About this task – The word "Book" marks the lines to find; copy every such line from the data below.

◆ ◆ ◆

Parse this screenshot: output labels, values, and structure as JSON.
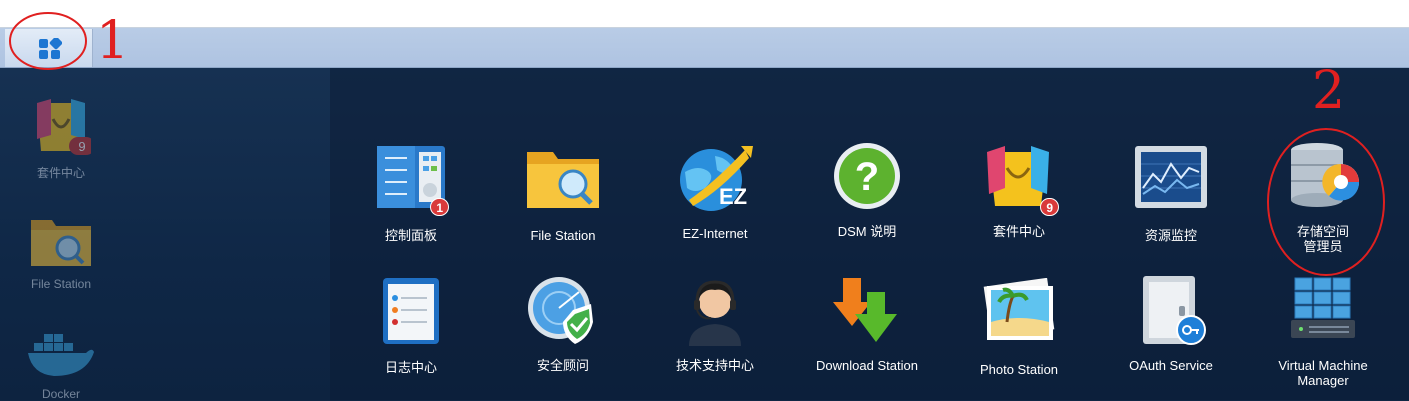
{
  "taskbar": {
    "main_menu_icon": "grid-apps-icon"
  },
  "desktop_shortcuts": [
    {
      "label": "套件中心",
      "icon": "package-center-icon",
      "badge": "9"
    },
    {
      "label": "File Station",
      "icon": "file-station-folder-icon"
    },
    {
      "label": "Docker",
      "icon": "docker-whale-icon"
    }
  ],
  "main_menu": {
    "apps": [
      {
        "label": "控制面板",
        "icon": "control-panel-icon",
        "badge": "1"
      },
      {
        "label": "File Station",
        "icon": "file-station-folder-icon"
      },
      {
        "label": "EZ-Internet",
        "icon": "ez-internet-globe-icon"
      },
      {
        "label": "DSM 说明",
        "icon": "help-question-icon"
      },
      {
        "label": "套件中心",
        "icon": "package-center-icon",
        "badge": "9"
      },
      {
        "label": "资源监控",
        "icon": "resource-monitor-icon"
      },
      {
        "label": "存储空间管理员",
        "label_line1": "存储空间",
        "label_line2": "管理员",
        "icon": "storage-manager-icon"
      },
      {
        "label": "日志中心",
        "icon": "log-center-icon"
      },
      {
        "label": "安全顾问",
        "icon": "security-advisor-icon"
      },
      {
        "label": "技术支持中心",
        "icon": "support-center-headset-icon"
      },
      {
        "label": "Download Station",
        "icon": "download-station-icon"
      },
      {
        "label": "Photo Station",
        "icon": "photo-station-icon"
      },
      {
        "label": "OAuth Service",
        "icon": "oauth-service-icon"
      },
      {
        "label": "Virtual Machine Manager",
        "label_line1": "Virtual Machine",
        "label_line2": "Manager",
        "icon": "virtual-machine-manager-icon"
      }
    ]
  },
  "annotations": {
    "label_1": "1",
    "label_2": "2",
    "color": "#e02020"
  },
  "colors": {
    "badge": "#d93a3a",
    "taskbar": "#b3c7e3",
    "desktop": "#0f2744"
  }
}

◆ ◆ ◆

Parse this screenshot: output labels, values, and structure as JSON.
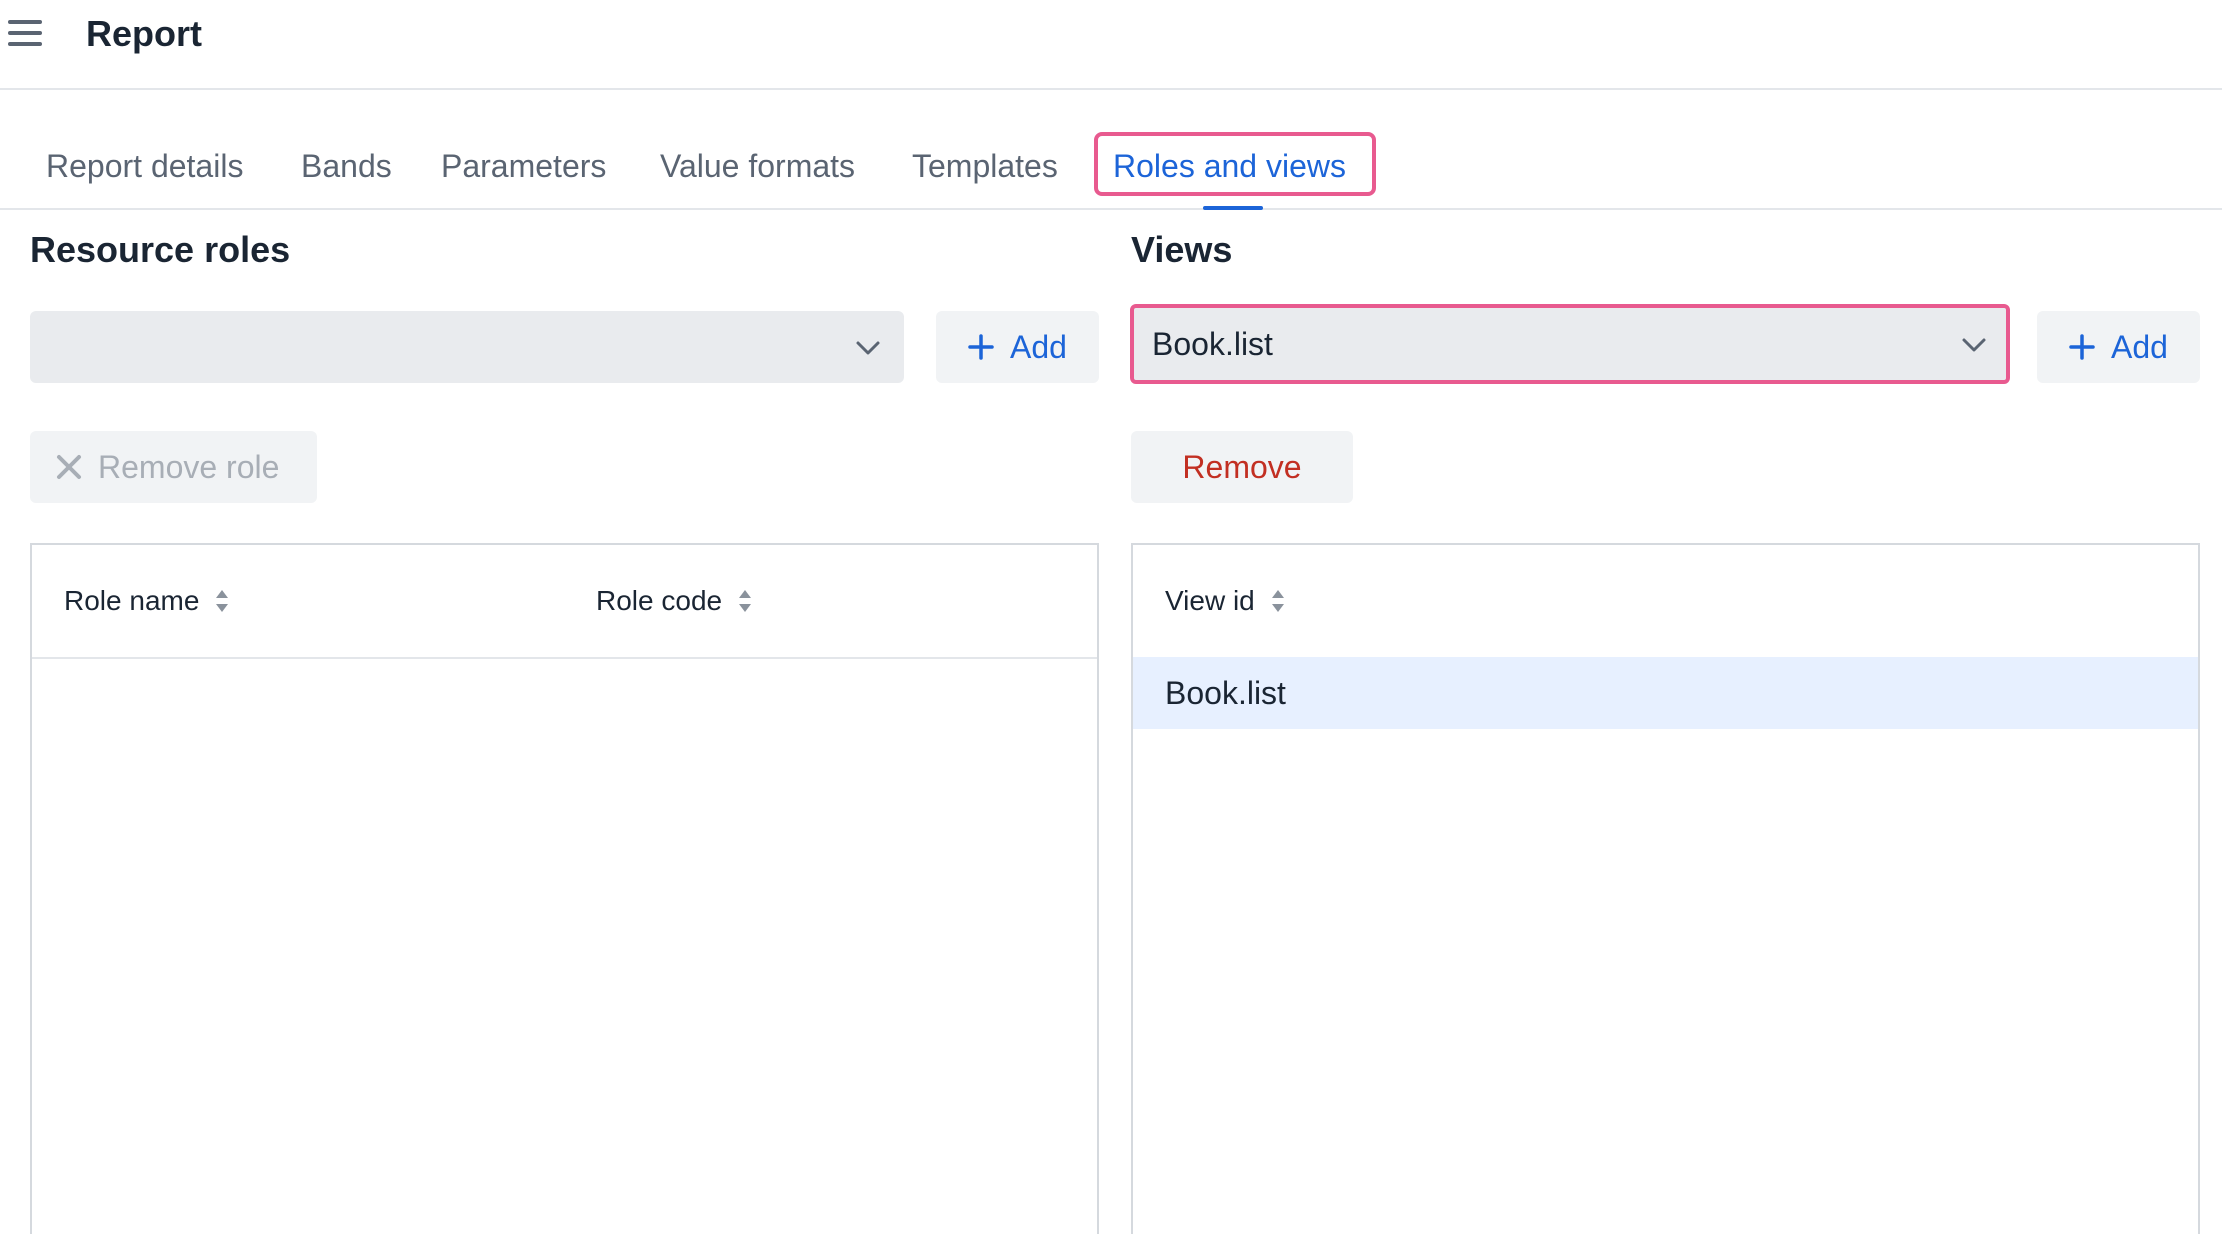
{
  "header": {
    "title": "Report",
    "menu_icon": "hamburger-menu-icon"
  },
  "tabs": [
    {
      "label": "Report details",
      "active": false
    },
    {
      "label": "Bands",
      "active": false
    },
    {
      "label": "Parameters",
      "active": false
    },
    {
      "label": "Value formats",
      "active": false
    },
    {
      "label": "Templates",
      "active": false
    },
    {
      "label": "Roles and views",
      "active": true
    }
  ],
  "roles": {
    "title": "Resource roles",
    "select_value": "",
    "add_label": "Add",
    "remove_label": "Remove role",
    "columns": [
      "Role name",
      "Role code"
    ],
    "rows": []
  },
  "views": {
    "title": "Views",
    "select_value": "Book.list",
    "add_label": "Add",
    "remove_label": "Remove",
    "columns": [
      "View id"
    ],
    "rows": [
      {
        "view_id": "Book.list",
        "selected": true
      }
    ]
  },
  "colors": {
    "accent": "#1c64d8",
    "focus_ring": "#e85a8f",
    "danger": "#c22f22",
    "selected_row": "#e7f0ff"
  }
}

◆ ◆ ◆

Response to this exercise –
    "select_value": "Book.list",
        "view_id": "Book.list",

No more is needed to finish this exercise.